Website and app data records
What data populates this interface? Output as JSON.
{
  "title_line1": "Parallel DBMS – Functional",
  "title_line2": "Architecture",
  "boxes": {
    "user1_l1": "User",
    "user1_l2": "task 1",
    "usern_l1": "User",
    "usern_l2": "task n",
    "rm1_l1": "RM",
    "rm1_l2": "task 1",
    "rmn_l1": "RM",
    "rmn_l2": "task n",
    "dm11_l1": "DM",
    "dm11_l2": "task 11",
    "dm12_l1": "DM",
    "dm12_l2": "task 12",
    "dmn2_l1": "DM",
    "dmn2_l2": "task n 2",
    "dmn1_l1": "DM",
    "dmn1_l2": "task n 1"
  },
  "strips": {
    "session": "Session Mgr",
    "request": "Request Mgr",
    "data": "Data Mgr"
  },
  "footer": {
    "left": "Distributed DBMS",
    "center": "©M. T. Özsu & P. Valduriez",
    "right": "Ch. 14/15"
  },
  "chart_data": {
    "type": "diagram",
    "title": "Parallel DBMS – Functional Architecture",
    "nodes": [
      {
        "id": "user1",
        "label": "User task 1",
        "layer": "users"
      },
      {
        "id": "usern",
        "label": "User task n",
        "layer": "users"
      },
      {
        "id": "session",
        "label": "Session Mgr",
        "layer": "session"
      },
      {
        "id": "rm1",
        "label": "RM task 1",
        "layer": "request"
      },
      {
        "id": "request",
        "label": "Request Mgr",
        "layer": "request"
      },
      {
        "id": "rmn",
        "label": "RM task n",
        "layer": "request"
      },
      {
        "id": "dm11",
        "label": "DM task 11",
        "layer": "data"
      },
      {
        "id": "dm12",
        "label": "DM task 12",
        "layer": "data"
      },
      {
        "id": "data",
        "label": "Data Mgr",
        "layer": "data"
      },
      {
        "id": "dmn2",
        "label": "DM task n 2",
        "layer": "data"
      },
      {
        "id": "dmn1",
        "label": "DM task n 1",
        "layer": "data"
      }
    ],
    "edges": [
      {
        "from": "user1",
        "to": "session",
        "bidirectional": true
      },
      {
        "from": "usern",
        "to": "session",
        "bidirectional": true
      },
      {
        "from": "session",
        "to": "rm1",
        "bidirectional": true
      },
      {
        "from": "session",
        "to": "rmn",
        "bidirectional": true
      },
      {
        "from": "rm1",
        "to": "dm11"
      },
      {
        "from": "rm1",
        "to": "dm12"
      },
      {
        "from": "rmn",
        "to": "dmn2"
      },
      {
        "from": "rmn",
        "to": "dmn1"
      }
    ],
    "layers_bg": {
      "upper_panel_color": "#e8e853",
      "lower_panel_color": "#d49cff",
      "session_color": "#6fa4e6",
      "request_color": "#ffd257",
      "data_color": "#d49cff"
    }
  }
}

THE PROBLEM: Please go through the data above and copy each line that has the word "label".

WRITTEN REPLY:
        "label": "User task 1",
        "label": "User task n",
        "label": "Session Mgr",
        "label": "RM task 1",
        "label": "Request Mgr",
        "label": "RM task n",
        "label": "DM task 11",
        "label": "DM task 12",
        "label": "Data Mgr",
        "label": "DM task n 2",
        "label": "DM task n 1",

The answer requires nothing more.